- Premature Birth
- Low Birth Weight
As mentioned before, receiving blood plasma by a pregnant woman can also affect the recipient of the plasma. The recipient may be affected by the HLA antibodies that are present within a pregnant woman’s body. This can lead to problems including transfusion-related acute lung injury (TRALI).
So, what should you do if you accidentally donated plasma during pregnancy?
It is important to eat and drink to recover the fluids and nutrients lost during blood donations. This is even more important if you are pregnant.
- Eat a snack and drink some fluids after donating.
- Refrain from doing any vigorous exercise after donating plasma or other blood products. Foods rich in iron and protein are highly recommended after plasma donation; good sources of protein include fish, meat, beans, and nuts.
Additionally, please call the blood center and let them know that you accidentally donated blood while pregnant. If the blood has not been used yet, they may be able to track it down and make sure it is not used.

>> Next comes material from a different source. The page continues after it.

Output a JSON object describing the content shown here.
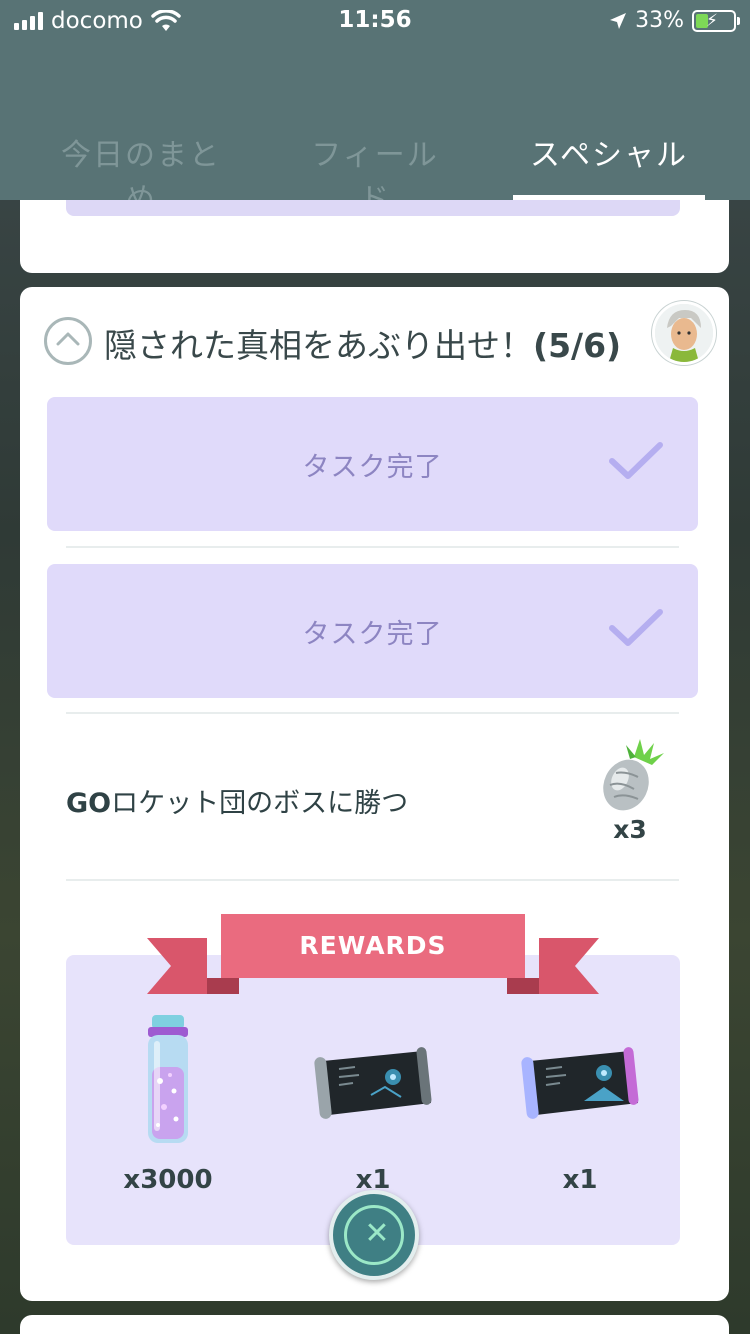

What are Some of the Things that You Can Donate During Pregnancy?
Although plasma donation is forbidden during pregnancy there are many other ways a woman can help society. Such donations will not only help society but the woman herself in many ways. Let’s find out:

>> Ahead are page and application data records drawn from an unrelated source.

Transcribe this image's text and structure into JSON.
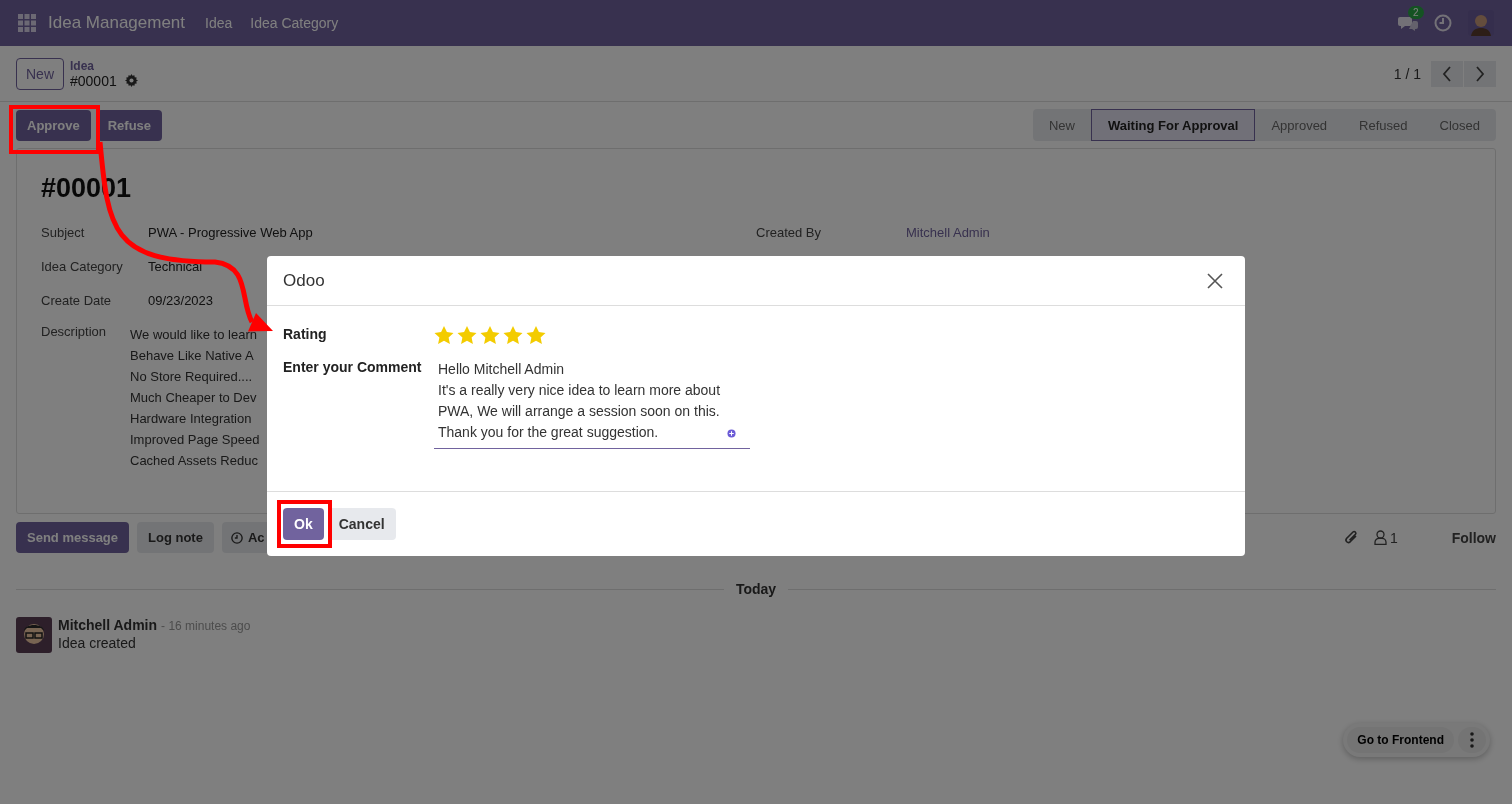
{
  "navbar": {
    "app_title": "Idea Management",
    "menu": [
      "Idea",
      "Idea Category"
    ],
    "messages_badge": "2"
  },
  "breadcrumb": {
    "new_button": "New",
    "parent": "Idea",
    "record": "#00001"
  },
  "pager": {
    "text": "1 / 1"
  },
  "actions": [
    "Approve",
    "Refuse"
  ],
  "stages": [
    {
      "label": "New",
      "selected": false
    },
    {
      "label": "Waiting For Approval",
      "selected": true
    },
    {
      "label": "Approved",
      "selected": false
    },
    {
      "label": "Refused",
      "selected": false
    },
    {
      "label": "Closed",
      "selected": false
    }
  ],
  "form": {
    "title": "#00001",
    "created_by": {
      "label": "Created By",
      "value": "Mitchell Admin"
    },
    "fields": [
      {
        "label": "Subject",
        "value": "PWA - Progressive Web App"
      },
      {
        "label": "Idea Category",
        "value": "Technical"
      },
      {
        "label": "Create Date",
        "value": "09/23/2023"
      }
    ],
    "description": {
      "label": "Description",
      "lines": [
        "We would like to learn",
        "Behave Like Native A",
        "No Store Required....",
        "Much Cheaper to Dev",
        "Hardware Integration",
        "Improved Page Speed",
        "Cached Assets Reduc"
      ]
    }
  },
  "chatter": {
    "buttons": [
      {
        "label": "Send message",
        "kind": "primary"
      },
      {
        "label": "Log note",
        "kind": "secondary"
      }
    ],
    "activities": "Ac",
    "followers": "1",
    "follow": "Follow",
    "divider": "Today",
    "messages": [
      {
        "author": "Mitchell Admin",
        "time": "- 16 minutes ago",
        "body": "Idea created"
      }
    ]
  },
  "dialog": {
    "title": "Odoo",
    "rating_label": "Rating",
    "stars": 5,
    "comment_label": "Enter your Comment",
    "comment": "Hello Mitchell Admin\nIt's a really very nice idea to learn more about\nPWA, We will arrange a session soon on this.\nThank you for the great suggestion.",
    "buttons": [
      {
        "label": "Ok",
        "kind": "primary"
      },
      {
        "label": "Cancel",
        "kind": "secondary"
      }
    ]
  },
  "floating": {
    "button": "Go to Frontend"
  }
}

Many babies are breastfed, and many more women would like to breastfeed, but they are unable to. Women cannot donate breast milk during pregnancy, because most women do not lactate during pregnancy. However, after delivery, women who have excess breast milk may be able to donate it to another family.
Some reasons a woman might have extra milk include:

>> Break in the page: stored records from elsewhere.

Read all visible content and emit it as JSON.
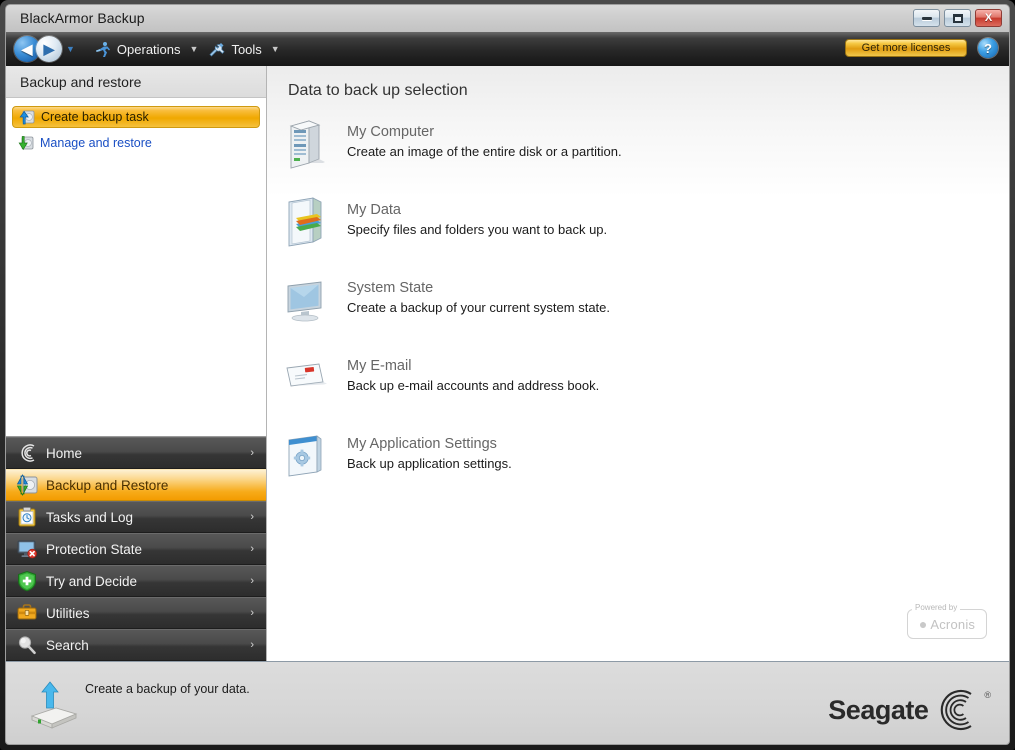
{
  "window": {
    "title": "BlackArmor Backup",
    "controls": [
      {
        "name": "minimize",
        "glyph": "minimize-icon"
      },
      {
        "name": "maximize",
        "glyph": "maximize-icon"
      },
      {
        "name": "close",
        "glyph": "close-icon",
        "label": "X"
      }
    ]
  },
  "toolbar": {
    "back_label": "◀",
    "forward_label": "▶",
    "history_caret": "▼",
    "items": [
      {
        "label": "Operations",
        "icon": "runner-icon",
        "caret": "▼"
      },
      {
        "label": "Tools",
        "icon": "tools-icon",
        "caret": "▼"
      }
    ],
    "licenses_label": "Get more licenses",
    "help_label": "?"
  },
  "sidebar": {
    "header": "Backup and restore",
    "links": [
      {
        "label": "Create backup task",
        "icon": "blue-up-arrow-disk-icon",
        "selected": true
      },
      {
        "label": "Manage and restore",
        "icon": "green-down-arrow-disk-icon",
        "selected": false
      }
    ],
    "nav": [
      {
        "label": "Home",
        "icon": "seagate-swirl-icon",
        "chevron": "›",
        "active": false
      },
      {
        "label": "Backup and Restore",
        "icon": "backup-restore-icon",
        "chevron": "",
        "active": true
      },
      {
        "label": "Tasks and Log",
        "icon": "clipboard-clock-icon",
        "chevron": "›",
        "active": false
      },
      {
        "label": "Protection State",
        "icon": "monitor-alert-icon",
        "chevron": "›",
        "active": false
      },
      {
        "label": "Try and Decide",
        "icon": "shield-plus-icon",
        "chevron": "›",
        "active": false
      },
      {
        "label": "Utilities",
        "icon": "toolbox-icon",
        "chevron": "›",
        "active": false
      },
      {
        "label": "Search",
        "icon": "magnifier-icon",
        "chevron": "›",
        "active": false
      }
    ]
  },
  "main": {
    "title": "Data to back up selection",
    "options": [
      {
        "name": "My Computer",
        "desc": "Create an image of the entire disk or a partition.",
        "icon": "tower-computer-icon"
      },
      {
        "name": "My Data",
        "desc": "Specify files and folders you want to back up.",
        "icon": "data-folder-icon"
      },
      {
        "name": "System State",
        "desc": "Create a backup of your current system state.",
        "icon": "monitor-icon"
      },
      {
        "name": "My E-mail",
        "desc": "Back up e-mail accounts and address book.",
        "icon": "envelope-icon"
      },
      {
        "name": "My Application Settings",
        "desc": "Back up application settings.",
        "icon": "app-settings-icon"
      }
    ],
    "acronis": {
      "powered_by": "Powered by",
      "name": "Acronis",
      "icon": "acronis-flame-icon"
    }
  },
  "statusbar": {
    "text": "Create a backup of your data.",
    "icon": "backup-drive-arrow-icon",
    "brand": {
      "wordmark": "Seagate",
      "registered": "®",
      "icon": "seagate-swirl-icon"
    }
  },
  "colors": {
    "accent_orange": "#f0a800",
    "link_blue": "#1a4fc4",
    "nav_dark": "#3a3a3a",
    "title_bar": "#d0d0d0"
  }
}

- The family chooses to use formula instead
- The woman has a very high milk supply
- The baby does not survive the neonatal period
- The baby is allergic to milk
Donated breast milk can be immensely beneficial for babies who would have otherwise not received any breast milk.
Cord Blood Donation
Donating anything that would otherwise be thrown away can help us save lives. After your baby is delivered, the placenta and the umbilical cord can be harvested for cord blood. We can save a lot of lives with the kind generosity of mothers like you.
Q: Do They Test for Pregnancy When Donating Plasma?
No, pregnancy tests are not done prior to donating plasma. However, the employee may ask various questions to assess a person’s risk, including the possibility of pregnancy.
Q: Can You Donate Plasma While Trying to Get Pregnant?
You can donate plasma while trying to get pregnant but it’s better not to. It is recommended to not donate plasma due to future iron deficiency and the need for plasma during pregnancy.
Q: Can You Donate Plasma Between Blood Donations?
Yes, you can donate plasma if it has been at least 4 weeks since donating blood. However, it is preferable to wait two months.
Pregnant women cannot donate plasma. This may endanger the recipient, the baby, and/or the donor.
Although you cannot donate plasma while pregnant or shortly after, you can donate plasma and help your community at a later date. Please make sure to wait the recommended amount of time, usually a year after your pregnancy ends. This ensures that your blood is safe to donate and will not cause harm to any recipients.